Your task -> Give back the entries in full, exactly as they are written.

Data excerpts
○ ○ ○ ○

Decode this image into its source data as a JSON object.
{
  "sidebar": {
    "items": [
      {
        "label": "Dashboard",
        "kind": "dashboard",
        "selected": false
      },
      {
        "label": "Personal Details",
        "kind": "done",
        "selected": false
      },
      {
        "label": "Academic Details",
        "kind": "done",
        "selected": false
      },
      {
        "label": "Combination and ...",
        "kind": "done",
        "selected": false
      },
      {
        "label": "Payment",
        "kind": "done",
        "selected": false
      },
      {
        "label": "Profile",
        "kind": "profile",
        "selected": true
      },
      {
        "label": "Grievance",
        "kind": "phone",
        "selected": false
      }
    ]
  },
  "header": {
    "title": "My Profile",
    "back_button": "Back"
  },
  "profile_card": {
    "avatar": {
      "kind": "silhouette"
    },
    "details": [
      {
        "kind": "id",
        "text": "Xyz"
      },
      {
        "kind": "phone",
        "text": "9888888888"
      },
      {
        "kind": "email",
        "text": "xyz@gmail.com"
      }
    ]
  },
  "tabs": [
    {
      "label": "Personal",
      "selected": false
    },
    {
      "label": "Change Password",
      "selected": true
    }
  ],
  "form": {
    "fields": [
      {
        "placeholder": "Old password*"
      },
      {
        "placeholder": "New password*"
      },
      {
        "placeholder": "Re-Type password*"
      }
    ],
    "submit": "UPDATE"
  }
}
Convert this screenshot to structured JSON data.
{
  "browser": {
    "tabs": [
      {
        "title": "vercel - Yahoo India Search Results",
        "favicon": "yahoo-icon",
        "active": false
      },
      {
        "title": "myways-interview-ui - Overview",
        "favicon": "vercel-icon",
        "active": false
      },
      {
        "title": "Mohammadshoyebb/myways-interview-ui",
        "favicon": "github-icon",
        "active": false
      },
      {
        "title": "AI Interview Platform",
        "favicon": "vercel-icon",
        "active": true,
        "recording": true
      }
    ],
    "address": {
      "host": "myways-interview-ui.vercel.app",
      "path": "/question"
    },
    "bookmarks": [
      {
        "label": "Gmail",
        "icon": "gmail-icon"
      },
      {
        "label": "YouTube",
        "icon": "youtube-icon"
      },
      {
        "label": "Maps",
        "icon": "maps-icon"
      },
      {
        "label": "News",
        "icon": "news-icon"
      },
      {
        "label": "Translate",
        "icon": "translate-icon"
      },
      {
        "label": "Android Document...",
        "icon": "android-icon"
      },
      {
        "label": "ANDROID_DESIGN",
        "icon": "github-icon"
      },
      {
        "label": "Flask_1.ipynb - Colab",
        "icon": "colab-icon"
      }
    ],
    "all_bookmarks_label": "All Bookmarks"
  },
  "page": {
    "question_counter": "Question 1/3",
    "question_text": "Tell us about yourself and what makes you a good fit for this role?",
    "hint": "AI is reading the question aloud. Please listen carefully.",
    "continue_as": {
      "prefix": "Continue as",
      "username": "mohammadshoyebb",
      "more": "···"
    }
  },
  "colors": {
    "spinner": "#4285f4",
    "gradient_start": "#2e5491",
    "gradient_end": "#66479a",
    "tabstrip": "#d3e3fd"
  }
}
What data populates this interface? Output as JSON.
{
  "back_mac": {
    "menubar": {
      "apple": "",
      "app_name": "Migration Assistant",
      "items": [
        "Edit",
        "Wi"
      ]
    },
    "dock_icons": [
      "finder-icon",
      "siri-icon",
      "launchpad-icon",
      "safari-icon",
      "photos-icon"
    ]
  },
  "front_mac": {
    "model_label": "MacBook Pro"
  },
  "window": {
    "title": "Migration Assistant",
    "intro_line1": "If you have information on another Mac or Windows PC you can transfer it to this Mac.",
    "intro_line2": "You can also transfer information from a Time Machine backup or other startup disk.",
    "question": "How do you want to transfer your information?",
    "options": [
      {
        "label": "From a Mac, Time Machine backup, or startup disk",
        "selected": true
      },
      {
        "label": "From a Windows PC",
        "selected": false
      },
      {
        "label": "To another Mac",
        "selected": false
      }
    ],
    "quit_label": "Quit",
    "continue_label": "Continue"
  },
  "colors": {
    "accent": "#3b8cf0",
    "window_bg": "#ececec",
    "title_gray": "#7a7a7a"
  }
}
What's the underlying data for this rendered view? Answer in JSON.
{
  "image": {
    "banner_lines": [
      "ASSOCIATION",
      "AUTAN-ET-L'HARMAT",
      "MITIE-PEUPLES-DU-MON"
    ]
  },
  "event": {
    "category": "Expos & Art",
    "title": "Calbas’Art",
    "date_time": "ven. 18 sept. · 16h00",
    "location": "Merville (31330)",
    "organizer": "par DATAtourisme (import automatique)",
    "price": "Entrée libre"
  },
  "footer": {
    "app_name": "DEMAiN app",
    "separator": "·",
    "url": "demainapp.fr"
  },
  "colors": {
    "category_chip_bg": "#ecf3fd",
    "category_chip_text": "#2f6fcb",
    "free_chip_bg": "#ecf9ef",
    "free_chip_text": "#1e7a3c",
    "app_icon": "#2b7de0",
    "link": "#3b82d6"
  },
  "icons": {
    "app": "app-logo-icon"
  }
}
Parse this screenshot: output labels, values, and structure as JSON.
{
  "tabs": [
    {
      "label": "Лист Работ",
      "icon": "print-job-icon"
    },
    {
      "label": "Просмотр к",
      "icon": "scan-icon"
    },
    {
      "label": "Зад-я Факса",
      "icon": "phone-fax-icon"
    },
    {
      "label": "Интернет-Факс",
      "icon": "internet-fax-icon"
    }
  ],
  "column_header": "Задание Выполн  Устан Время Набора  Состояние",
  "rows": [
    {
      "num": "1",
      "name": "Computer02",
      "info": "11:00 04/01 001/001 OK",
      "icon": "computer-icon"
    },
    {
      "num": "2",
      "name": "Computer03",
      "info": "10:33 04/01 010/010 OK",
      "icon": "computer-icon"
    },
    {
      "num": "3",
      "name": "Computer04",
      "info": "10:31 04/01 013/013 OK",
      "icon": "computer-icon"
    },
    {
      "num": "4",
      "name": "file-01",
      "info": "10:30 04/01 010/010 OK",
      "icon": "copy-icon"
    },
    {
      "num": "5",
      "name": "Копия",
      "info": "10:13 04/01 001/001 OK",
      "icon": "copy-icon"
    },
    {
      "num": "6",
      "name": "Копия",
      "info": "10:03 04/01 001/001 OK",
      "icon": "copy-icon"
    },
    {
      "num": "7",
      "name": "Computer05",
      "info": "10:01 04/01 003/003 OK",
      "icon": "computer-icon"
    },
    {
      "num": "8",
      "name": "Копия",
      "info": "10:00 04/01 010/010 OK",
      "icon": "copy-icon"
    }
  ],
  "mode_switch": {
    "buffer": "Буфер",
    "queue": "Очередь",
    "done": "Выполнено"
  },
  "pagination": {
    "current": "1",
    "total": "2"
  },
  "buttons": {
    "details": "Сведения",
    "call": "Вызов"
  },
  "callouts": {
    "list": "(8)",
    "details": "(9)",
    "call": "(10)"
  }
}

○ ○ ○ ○

Task response ->
Decode this image into its source data as a JSON object.
{
  "sidebar": {
    "items": [
      {
        "label": "Dashboard",
        "kind": "dashboard",
        "selected": false
      },
      {
        "label": "Personal Details",
        "kind": "done",
        "selected": false
      },
      {
        "label": "Academic Details",
        "kind": "done",
        "selected": false
      },
      {
        "label": "Combination and ...",
        "kind": "done",
        "selected": false
      },
      {
        "label": "Payment",
        "kind": "done",
        "selected": false
      },
      {
        "label": "Profile",
        "kind": "profile",
        "selected": true
      },
      {
        "label": "Grievance",
        "kind": "phone",
        "selected": false
      }
    ]
  },
  "header": {
    "title": "My Profile",
    "back_button": "Back"
  },
  "profile_card": {
    "avatar": {
      "kind": "silhouette"
    },
    "details": [
      {
        "kind": "id",
        "text": "Xyz"
      },
      {
        "kind": "phone",
        "text": "9888888888"
      },
      {
        "kind": "email",
        "text": "xyz@gmail.com"
      }
    ]
  },
  "tabs": [
    {
      "label": "Personal",
      "selected": false
    },
    {
      "label": "Change Password",
      "selected": true
    }
  ],
  "form": {
    "fields": [
      {
        "placeholder": "Old password*"
      },
      {
        "placeholder": "New password*"
      },
      {
        "placeholder": "Re-Type password*"
      }
    ],
    "submit": "UPDATE"
  }
}
Convert this screenshot to structured JSON data.
{
  "browser": {
    "tabs": [
      {
        "title": "vercel - Yahoo India Search Results",
        "favicon": "yahoo-icon",
        "active": false
      },
      {
        "title": "myways-interview-ui - Overview",
        "favicon": "vercel-icon",
        "active": false
      },
      {
        "title": "Mohammadshoyebb/myways-interview-ui",
        "favicon": "github-icon",
        "active": false
      },
      {
        "title": "AI Interview Platform",
        "favicon": "vercel-icon",
        "active": true,
        "recording": true
      }
    ],
    "address": {
      "host": "myways-interview-ui.vercel.app",
      "path": "/question"
    },
    "bookmarks": [
      {
        "label": "Gmail",
        "icon": "gmail-icon"
      },
      {
        "label": "YouTube",
        "icon": "youtube-icon"
      },
      {
        "label": "Maps",
        "icon": "maps-icon"
      },
      {
        "label": "News",
        "icon": "news-icon"
      },
      {
        "label": "Translate",
        "icon": "translate-icon"
      },
      {
        "label": "Android Document...",
        "icon": "android-icon"
      },
      {
        "label": "ANDROID_DESIGN",
        "icon": "github-icon"
      },
      {
        "label": "Flask_1.ipynb - Colab",
        "icon": "colab-icon"
      }
    ],
    "all_bookmarks_label": "All Bookmarks"
  },
  "page": {
    "question_counter": "Question 1/3",
    "question_text": "Tell us about yourself and what makes you a good fit for this role?",
    "hint": "AI is reading the question aloud. Please listen carefully.",
    "continue_as": {
      "prefix": "Continue as",
      "username": "mohammadshoyebb",
      "more": "···"
    }
  },
  "colors": {
    "spinner": "#4285f4",
    "gradient_start": "#2e5491",
    "gradient_end": "#66479a",
    "tabstrip": "#d3e3fd"
  }
}
What data populates this interface? Output as JSON.
{
  "back_mac": {
    "menubar": {
      "apple": "",
      "app_name": "Migration Assistant",
      "items": [
        "Edit",
        "Wi"
      ]
    },
    "dock_icons": [
      "finder-icon",
      "siri-icon",
      "launchpad-icon",
      "safari-icon",
      "photos-icon"
    ]
  },
  "front_mac": {
    "model_label": "MacBook Pro"
  },
  "window": {
    "title": "Migration Assistant",
    "intro_line1": "If you have information on another Mac or Windows PC you can transfer it to this Mac.",
    "intro_line2": "You can also transfer information from a Time Machine backup or other startup disk.",
    "question": "How do you want to transfer your information?",
    "options": [
      {
        "label": "From a Mac, Time Machine backup, or startup disk",
        "selected": true
      },
      {
        "label": "From a Windows PC",
        "selected": false
      },
      {
        "label": "To another Mac",
        "selected": false
      }
    ],
    "quit_label": "Quit",
    "continue_label": "Continue"
  },
  "colors": {
    "accent": "#3b8cf0",
    "window_bg": "#ececec",
    "title_gray": "#7a7a7a"
  }
}
What's the underlying data for this rendered view? Answer in JSON.
{
  "image": {
    "banner_lines": [
      "ASSOCIATION",
      "AUTAN-ET-L'HARMAT",
      "MITIE-PEUPLES-DU-MON"
    ]
  },
  "event": {
    "category": "Expos & Art",
    "title": "Calbas’Art",
    "date_time": "ven. 18 sept. · 16h00",
    "location": "Merville (31330)",
    "organizer": "par DATAtourisme (import automatique)",
    "price": "Entrée libre"
  },
  "footer": {
    "app_name": "DEMAiN app",
    "separator": "·",
    "url": "demainapp.fr"
  },
  "colors": {
    "category_chip_bg": "#ecf3fd",
    "category_chip_text": "#2f6fcb",
    "free_chip_bg": "#ecf9ef",
    "free_chip_text": "#1e7a3c",
    "app_icon": "#2b7de0",
    "link": "#3b82d6"
  },
  "icons": {
    "app": "app-logo-icon"
  }
}
Parse this screenshot: output labels, values, and structure as JSON.
{
  "tabs": [
    {
      "label": "Лист Работ",
      "icon": "print-job-icon"
    },
    {
      "label": "Просмотр к",
      "icon": "scan-icon"
    },
    {
      "label": "Зад-я Факса",
      "icon": "phone-fax-icon"
    },
    {
      "label": "Интернет-Факс",
      "icon": "internet-fax-icon"
    }
  ],
  "column_header": "Задание Выполн  Устан Время Набора  Состояние",
  "rows": [
    {
      "num": "1",
      "name": "Computer02",
      "info": "11:00 04/01 001/001 OK",
      "icon": "computer-icon"
    },
    {
      "num": "2",
      "name": "Computer03",
      "info": "10:33 04/01 010/010 OK",
      "icon": "computer-icon"
    },
    {
      "num": "3",
      "name": "Computer04",
      "info": "10:31 04/01 013/013 OK",
      "icon": "computer-icon"
    },
    {
      "num": "4",
      "name": "file-01",
      "info": "10:30 04/01 010/010 OK",
      "icon": "copy-icon"
    },
    {
      "num": "5",
      "name": "Копия",
      "info": "10:13 04/01 001/001 OK",
      "icon": "copy-icon"
    },
    {
      "num": "6",
      "name": "Копия",
      "info": "10:03 04/01 001/001 OK",
      "icon": "copy-icon"
    },
    {
      "num": "7",
      "name": "Computer05",
      "info": "10:01 04/01 003/003 OK",
      "icon": "computer-icon"
    },
    {
      "num": "8",
      "name": "Копия",
      "info": "10:00 04/01 010/010 OK",
      "icon": "copy-icon"
    }
  ],
  "mode_switch": {
    "buffer": "Буфер",
    "queue": "Очередь",
    "done": "Выполнено"
  },
  "pagination": {
    "current": "1",
    "total": "2"
  },
  "buttons": {
    "details": "Сведения",
    "call": "Вызов"
  },
  "callouts": {
    "list": "(8)",
    "details": "(9)",
    "call": "(10)"
  }
}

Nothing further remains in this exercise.